From the Beltway to the Bay State: Impacts of COVID-19 Policy on Transit

WED, APR 22, 2020 (1:03:21)

In these uncertain times, one thing is certain - transportation is more important than ever.

Federal transportation policy can be confusing and feel disconnected from our day-to-day lives. But the coronavirus public health crisis has jumpstarted action in Congress, which has important implications for Massachusetts transportation. Join Congresswoman Katherine Clark and Beth Osborne, the Director of Transportation for America, who will help us unpack how the most recent stimulus package impacts local transportation and explain what we’ll need to do to make sure future transportation and infrastructure bills get it right.

In partnership with the WGBH’s Forum Network, LivableStreets will be hosting a four-part virtual StreetTalk series focused on our streets, our transportation system, and the future of mobility.

Each StreetTalk will feature a discussion with guest speakers followed by ample time for Q&A with the audience.

Image Adam E. Moreira/Wikimedia Commons

+ BIO: Chris Dempsey

Chris Dempsey, a Brookline native, is the director of Transportation for Massachusetts (T4MA), a non-profit coalition of 50 organizations focused on transportation policy and backed by the Barr Foundation. Dempsey previously served as assistant secretary of transportation under Gov. Deval Patrick and future Boston 2024 chief executive Rich Davey.

Photo: ANDY LAUB

+ BIO: Stacy Thompson

Stacy is the Executive Director of LivableStreets, overseeing all programs including Vision Zero, Better Buses, and the Emerald Network, and ensuring overall programmatic and operational excellence for the organization.

A relentless optimist, Stacy is undaunted by the many challenges facing Metro Boston today, including increasing access to jobs and affordable housing, improving safety and public health outcomes, and building climate resiliency. Stacy believes that improving our streets isn’t simply a transportation issue, but one of justice, equity, and opportunity.
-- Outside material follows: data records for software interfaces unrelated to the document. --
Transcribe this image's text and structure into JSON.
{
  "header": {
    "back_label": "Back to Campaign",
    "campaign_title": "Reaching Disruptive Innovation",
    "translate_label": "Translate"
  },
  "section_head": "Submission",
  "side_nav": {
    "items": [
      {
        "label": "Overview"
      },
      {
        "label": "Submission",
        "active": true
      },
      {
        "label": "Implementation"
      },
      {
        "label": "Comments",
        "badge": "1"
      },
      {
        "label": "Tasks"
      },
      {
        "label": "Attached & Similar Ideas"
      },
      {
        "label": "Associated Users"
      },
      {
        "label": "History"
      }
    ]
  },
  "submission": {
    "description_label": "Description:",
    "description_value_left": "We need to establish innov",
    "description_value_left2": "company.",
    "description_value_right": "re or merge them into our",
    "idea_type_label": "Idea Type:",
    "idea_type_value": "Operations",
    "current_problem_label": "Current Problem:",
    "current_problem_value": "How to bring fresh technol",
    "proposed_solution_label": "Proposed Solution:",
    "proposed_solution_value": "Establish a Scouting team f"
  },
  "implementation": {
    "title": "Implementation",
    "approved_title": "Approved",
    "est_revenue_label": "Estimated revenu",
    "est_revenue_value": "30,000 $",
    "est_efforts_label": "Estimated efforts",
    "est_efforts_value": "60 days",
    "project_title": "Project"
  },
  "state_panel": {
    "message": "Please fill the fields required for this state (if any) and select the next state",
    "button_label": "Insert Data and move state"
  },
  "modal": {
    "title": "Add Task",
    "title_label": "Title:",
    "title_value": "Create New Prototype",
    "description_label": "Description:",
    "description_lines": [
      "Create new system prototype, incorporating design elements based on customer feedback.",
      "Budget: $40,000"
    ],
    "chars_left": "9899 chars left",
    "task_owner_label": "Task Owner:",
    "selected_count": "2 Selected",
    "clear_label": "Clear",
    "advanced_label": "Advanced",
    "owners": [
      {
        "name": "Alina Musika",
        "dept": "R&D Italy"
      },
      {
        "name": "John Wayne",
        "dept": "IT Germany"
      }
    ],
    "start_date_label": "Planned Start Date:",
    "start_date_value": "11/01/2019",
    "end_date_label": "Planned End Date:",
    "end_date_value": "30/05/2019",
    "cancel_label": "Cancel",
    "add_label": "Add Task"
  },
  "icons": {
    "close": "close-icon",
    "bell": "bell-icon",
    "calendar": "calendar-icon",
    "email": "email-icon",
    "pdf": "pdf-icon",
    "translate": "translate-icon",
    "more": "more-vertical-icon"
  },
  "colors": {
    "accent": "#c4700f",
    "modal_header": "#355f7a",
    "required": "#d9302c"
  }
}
Previously Stacy served as the Director of Events & Sponsorship at Ceres, where she developed the strategic focus, content, and communications strategy for Ceres’ major events. She also worked for the Office for Peace and Justice at the Archdiocese of Chicago where she collaborated with community partners to organize educational forums and supported a broad array of social justice initiatives. She has a Master of Arts in Social Justice from Loyola University, Chicago and a Bachelor of Arts in Religious Education from Saint Vincent College.

+ BIO: Katherine Clark

Congresswoman Katherine Clark proudly serves the Fifth District of Massachusetts. She was first elected in a special election in December of 2013.

Katherine is a member of the U.S. House Committee on Appropriations and three subcommittees within Appropriations: Labor, Health and Human Services, Education, and Related Agencies; Legislative Branch; and Transportation, and Housing and Urban Development, and Related Agencies.

+ BIO: Beth Osbourne

Beth is the Director of Transportation for America. She was previously at the U.S. Department of Transportation, where she served as the Acting Assistant Secretary for Transportation Policy and the Deputy Assistant Secretary for Transportation Policy since 2009. At DOT, Beth managed the TIGER Discretionary Grant program, the Secretary’s livability initiative, the development of the Administration’s surface transportation authorization proposal, and the implementation of MAP-21.

Before joining DOT, Beth worked for Sen. Tom Carper (DE) as an advisor for transportation, trade and labor policy, as the policy director for Smart Growth America and as legislative director for environmental policy at the Southern Governors’ Association. She began her career in Washington, DC, in the House of Representatives working as a legislative assistant for Rep. Ron Klink (PA-04) and as legislative director for Rep. Brian Baird (WA-03).

Partner
LivableStreets Alliance
Series
StreetTalks: Transportation During The Covid-19 Pandemic